EXERCISE: Find the lines in the records below that contain "badge", and report each of them.

DATA RECORDS:
= = =
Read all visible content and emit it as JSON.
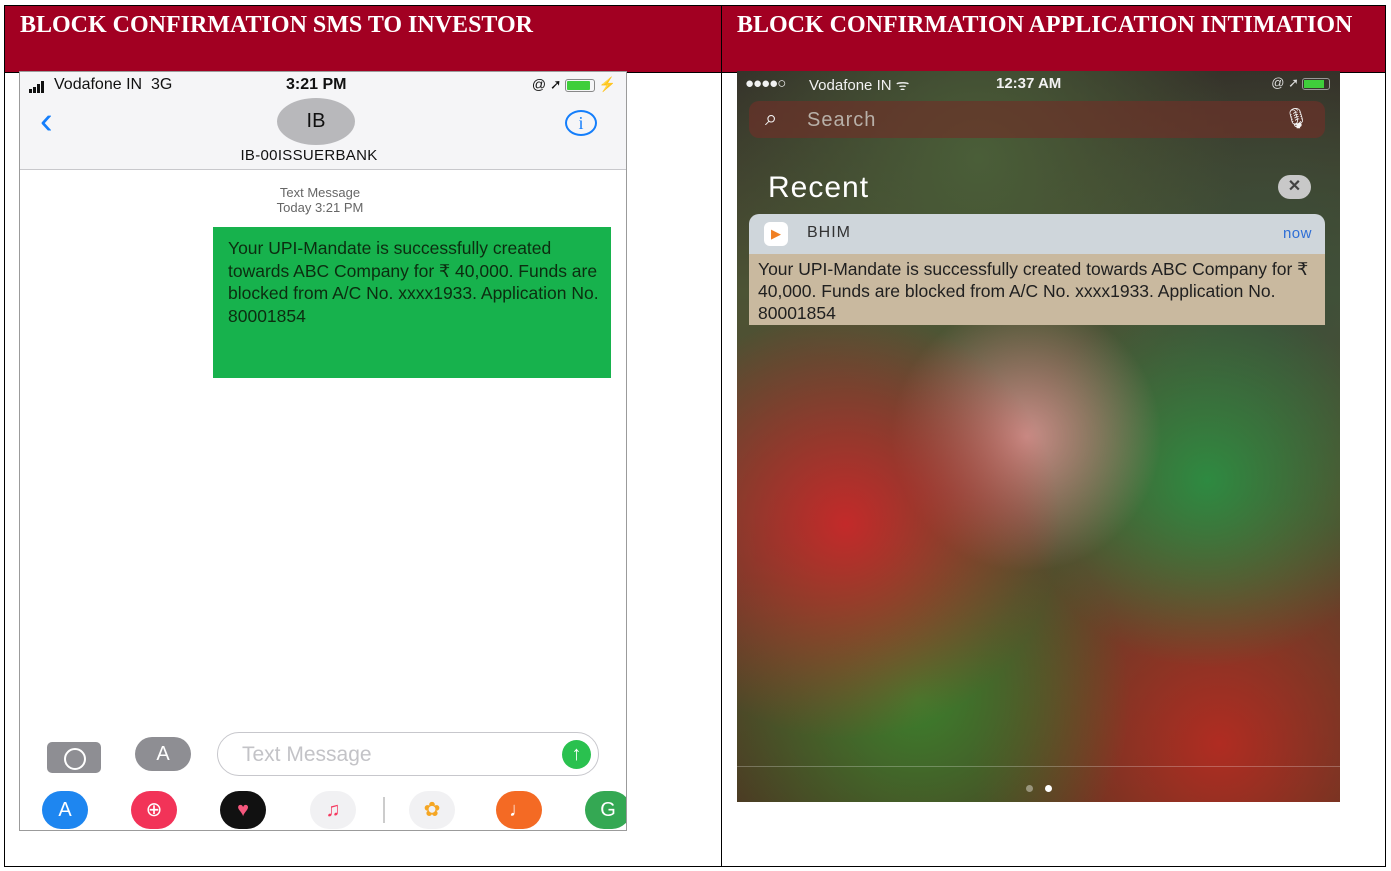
{
  "headers": {
    "left": "BLOCK CONFIRMATION SMS TO INVESTOR",
    "right": "BLOCK CONFIRMATION APPLICATION INTIMATION"
  },
  "colors": {
    "header_bg": "#a20022",
    "sms_bubble": "#17b24d",
    "ios_blue": "#147efb"
  },
  "sms_phone": {
    "status": {
      "carrier": "Vodafone IN",
      "network": "3G",
      "time": "3:21 PM",
      "icons": "@ ➚"
    },
    "back_icon": "chevron-left-icon",
    "avatar_initials": "IB",
    "sender": "IB-00ISSUERBANK",
    "info_icon": "info-icon",
    "meta": {
      "type": "Text Message",
      "when": "Today 3:21 PM"
    },
    "message": "Your UPI-Mandate is successfully created towards ABC Company for ₹ 40,000. Funds are blocked from A/C No. xxxx1933. Application No. 80001854",
    "compose_placeholder": "Text Message",
    "tray_icons": [
      "app-store-icon",
      "web-search-icon",
      "heart-icon",
      "music-icon",
      "photos-icon",
      "garageband-icon",
      "maps-icon"
    ]
  },
  "notif_phone": {
    "status": {
      "dots": "●●●●○",
      "carrier": "Vodafone IN",
      "wifi": "ᯤ",
      "time": "12:37 AM",
      "icons": "@ ➚"
    },
    "search_placeholder": "Search",
    "recent_label": "Recent",
    "clear_label": "✕",
    "notification": {
      "app": "BHIM",
      "time": "now",
      "body": "Your UPI-Mandate is successfully created towards ABC Company for ₹ 40,000. Funds are blocked from A/C No. xxxx1933. Application No. 80001854"
    }
  }
}
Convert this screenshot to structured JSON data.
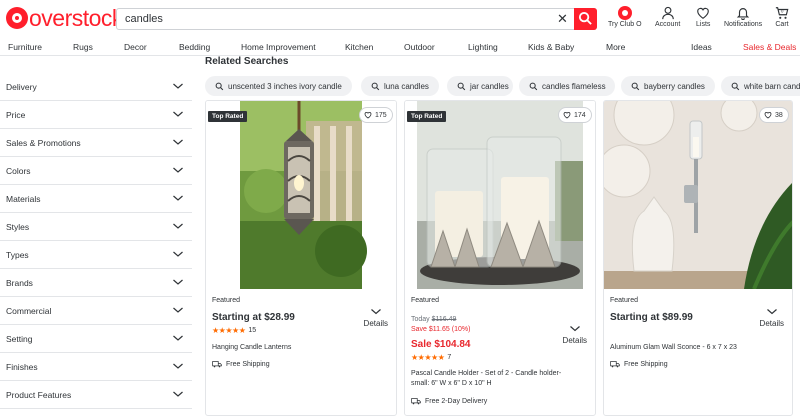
{
  "header": {
    "logo_text": "overstock",
    "search": {
      "value": "candles",
      "placeholder": ""
    },
    "icons": [
      {
        "name": "club",
        "label": "Try Club O",
        "badge": "club"
      },
      {
        "name": "account",
        "label": "Account"
      },
      {
        "name": "lists",
        "label": "Lists"
      },
      {
        "name": "notifications",
        "label": "Notifications"
      },
      {
        "name": "cart",
        "label": "Cart",
        "count": "0"
      }
    ],
    "brand_color": "#ff1f2c"
  },
  "nav": {
    "items": [
      "Furniture",
      "Rugs",
      "Decor",
      "Bedding",
      "Home Improvement",
      "Kitchen",
      "Outdoor",
      "Lighting",
      "Kids & Baby",
      "More"
    ],
    "right": [
      "Ideas",
      "Sales & Deals"
    ]
  },
  "sidebar": {
    "filters": [
      "Delivery",
      "Price",
      "Sales & Promotions",
      "Colors",
      "Materials",
      "Styles",
      "Types",
      "Brands",
      "Commercial",
      "Setting",
      "Finishes",
      "Product Features"
    ]
  },
  "related": {
    "title": "Related Searches",
    "chips": [
      "unscented 3 inches ivory candle",
      "luna candles",
      "jar candles",
      "candles flameless",
      "bayberry candles",
      "white barn candles"
    ]
  },
  "products": [
    {
      "top_rated": "Top Rated",
      "favorites": "175",
      "featured": "Featured",
      "price": "Starting at $28.99",
      "rating_count": "15",
      "rating": 5,
      "details": "Details",
      "name": "Hanging Candle Lanterns",
      "shipping": "Free Shipping"
    },
    {
      "top_rated": "Top Rated",
      "favorites": "174",
      "featured": "Featured",
      "today_label": "Today",
      "old_price": "$116.49",
      "save": "Save $11.65 (10%)",
      "price": "Sale $104.84",
      "rating_count": "7",
      "rating": 5,
      "details": "Details",
      "name": "Pascal Candle Holder - Set of 2 - Candle holder-small: 6\" W x 6\" D x 10\" H",
      "shipping": "Free 2-Day Delivery"
    },
    {
      "favorites": "38",
      "featured": "Featured",
      "price": "Starting at $89.99",
      "details": "Details",
      "name": "Aluminum Glam Wall Sconce - 6 x 7 x 23",
      "shipping": "Free Shipping"
    }
  ],
  "colors": {
    "accent": "#ff1f2c",
    "sale": "#e8272d",
    "star": "#ff6b00",
    "text": "#2f3337"
  }
}
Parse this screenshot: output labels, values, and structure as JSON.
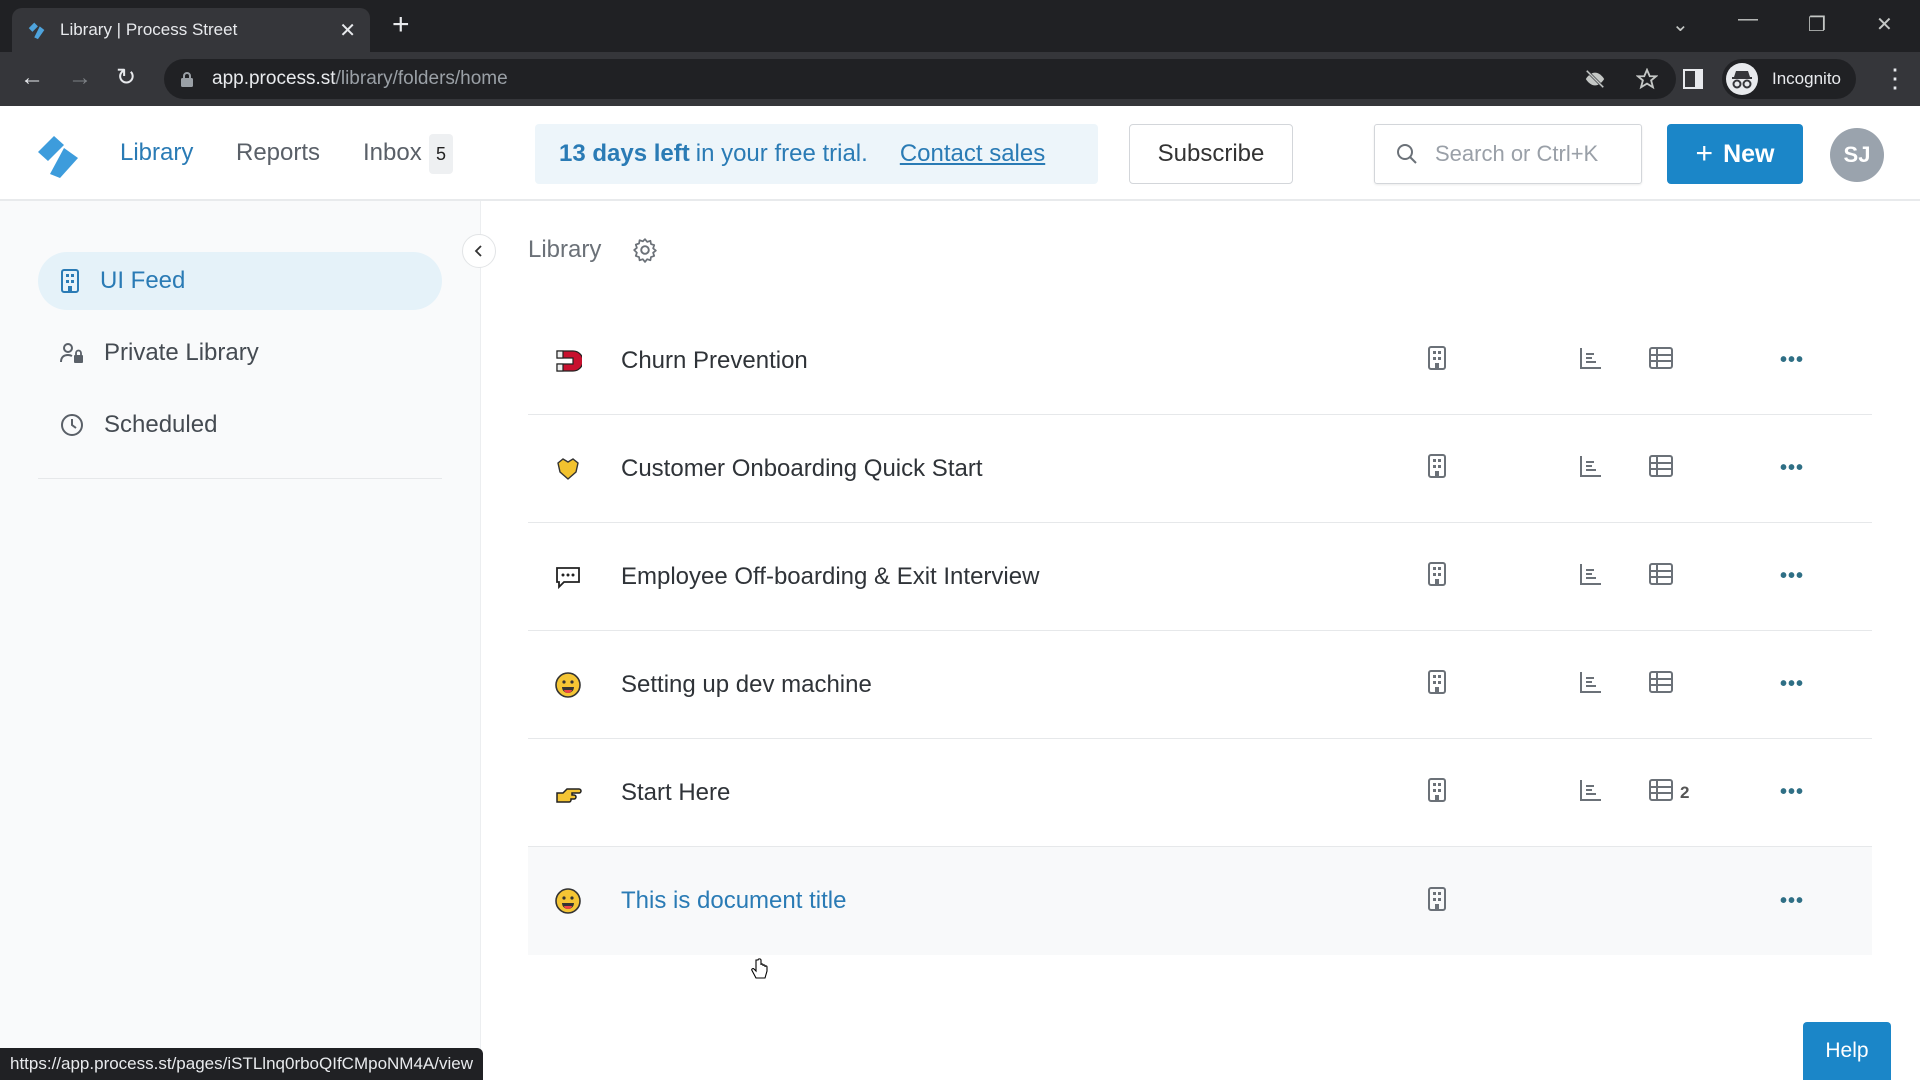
{
  "browser": {
    "tab_title": "Library | Process Street",
    "url_host": "app.process.st",
    "url_path": "/library/folders/home",
    "profile_label": "Incognito",
    "status_url": "https://app.process.st/pages/iSTLlnq0rboQIfCMpoNM4A/view"
  },
  "header": {
    "nav": [
      {
        "label": "Library",
        "active": true
      },
      {
        "label": "Reports"
      },
      {
        "label": "Inbox",
        "badge": "5"
      }
    ],
    "trial": {
      "bold": "13 days left",
      "text": "in your free trial.",
      "link": "Contact sales"
    },
    "subscribe_label": "Subscribe",
    "search_placeholder": "Search or Ctrl+K",
    "new_label": "New",
    "avatar_initials": "SJ"
  },
  "sidebar": {
    "items": [
      {
        "label": "UI Feed",
        "icon": "building-icon",
        "active": true
      },
      {
        "label": "Private Library",
        "icon": "user-lock-icon"
      },
      {
        "label": "Scheduled",
        "icon": "clock-icon"
      }
    ]
  },
  "main": {
    "breadcrumb": "Library",
    "rows": [
      {
        "name": "Churn Prevention",
        "emoji": "magnet-icon",
        "has_reports": true,
        "has_table": true,
        "table_count": ""
      },
      {
        "name": "Customer Onboarding Quick Start",
        "emoji": "shield-heart-icon",
        "has_reports": true,
        "has_table": true,
        "table_count": ""
      },
      {
        "name": "Employee Off-boarding & Exit Interview",
        "emoji": "speech-bubble-icon",
        "has_reports": true,
        "has_table": true,
        "table_count": ""
      },
      {
        "name": "Setting up dev machine",
        "emoji": "smiley-icon",
        "has_reports": true,
        "has_table": true,
        "table_count": ""
      },
      {
        "name": "Start Here",
        "emoji": "pointing-hand-icon",
        "has_reports": true,
        "has_table": true,
        "table_count": "2"
      },
      {
        "name": "This is document title",
        "emoji": "smiley-icon",
        "has_reports": false,
        "has_table": false,
        "table_count": ""
      }
    ],
    "more_label": "•••"
  },
  "help_label": "Help",
  "colors": {
    "accent": "#1b86c8",
    "link": "#2a7bb5",
    "trial_bg": "#edf5fa"
  }
}
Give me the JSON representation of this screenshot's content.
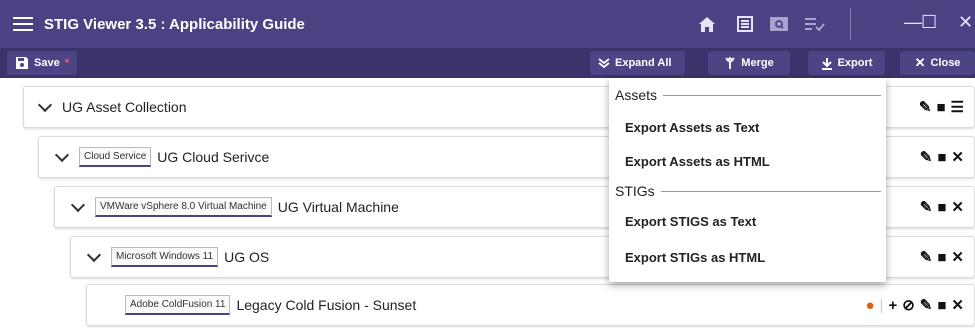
{
  "window": {
    "title": "STIG Viewer 3.5 : Applicability Guide",
    "controls": {
      "minimize": "—",
      "maximize": "☐",
      "close": "✕"
    }
  },
  "titlebar_icons": [
    "home-icon",
    "document-list-icon",
    "search-card-icon",
    "checklist-icon"
  ],
  "toolbar": {
    "save_label": "Save",
    "save_modified": "*",
    "expand_all_label": "Expand All",
    "merge_label": "Merge",
    "export_label": "Export",
    "close_label": "Close"
  },
  "tree": {
    "rows": [
      {
        "badge": "",
        "label": "UG Asset Collection"
      },
      {
        "badge": "Cloud Service",
        "label": "UG Cloud Serivce"
      },
      {
        "badge": "VMWare vSphere 8.0 Virtual Machine",
        "label": "UG Virtual Machine"
      },
      {
        "badge": "Microsoft Windows 11",
        "label": "UG OS"
      },
      {
        "badge": "Adobe ColdFusion 11",
        "label": "Legacy Cold Fusion - Sunset"
      }
    ]
  },
  "export_menu": {
    "assets_header": "Assets",
    "assets_text": "Export Assets as Text",
    "assets_html": "Export Assets as HTML",
    "stigs_header": "STIGs",
    "stigs_text": "Export STIGS as Text",
    "stigs_html": "Export STIGs as HTML"
  },
  "colors": {
    "titlebar": "#4a4283",
    "toolbar": "#3a346a",
    "accent_warning": "#e8590c"
  }
}
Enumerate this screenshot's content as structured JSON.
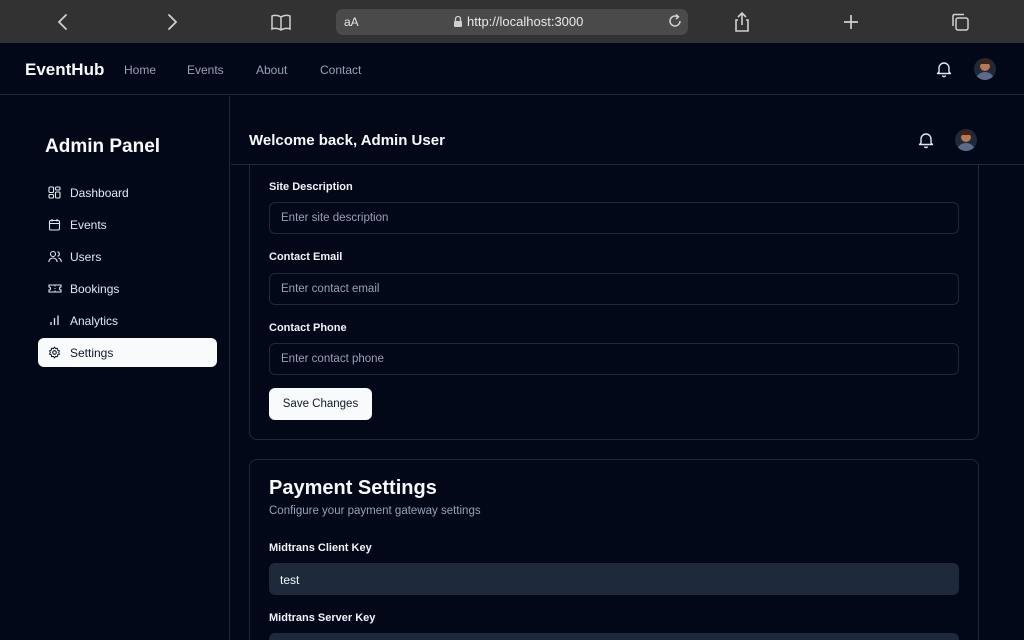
{
  "browser": {
    "text_size_label": "aA",
    "url": "http://localhost:3000"
  },
  "nav": {
    "brand": "EventHub",
    "links": [
      "Home",
      "Events",
      "About",
      "Contact"
    ]
  },
  "sidebar": {
    "title": "Admin Panel",
    "items": [
      {
        "label": "Dashboard",
        "icon": "dashboard-icon"
      },
      {
        "label": "Events",
        "icon": "calendar-icon"
      },
      {
        "label": "Users",
        "icon": "users-icon"
      },
      {
        "label": "Bookings",
        "icon": "ticket-icon"
      },
      {
        "label": "Analytics",
        "icon": "bar-chart-icon"
      },
      {
        "label": "Settings",
        "icon": "gear-icon",
        "active": true
      }
    ]
  },
  "header": {
    "welcome": "Welcome back, Admin User"
  },
  "general": {
    "site_description_label": "Site Description",
    "site_description_placeholder": "Enter site description",
    "contact_email_label": "Contact Email",
    "contact_email_placeholder": "Enter contact email",
    "contact_phone_label": "Contact Phone",
    "contact_phone_placeholder": "Enter contact phone",
    "save_label": "Save Changes"
  },
  "payment": {
    "title": "Payment Settings",
    "subtitle": "Configure your payment gateway settings",
    "client_key_label": "Midtrans Client Key",
    "client_key_value": "test",
    "server_key_label": "Midtrans Server Key"
  },
  "colors": {
    "background": "#020817",
    "border": "#1e293b",
    "muted_text": "#94a3b8",
    "active_bg": "#f8fafc"
  }
}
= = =
RESPONSE:
        "badge": "club"
        "badge": "5"
        "badge": "",
        "badge": "Cloud Service",
        "badge": "VMWare vSphere 8.0 Virtual Machine",
        "badge": "Microsoft Windows 11",
        "badge": "Adobe ColdFusion 11",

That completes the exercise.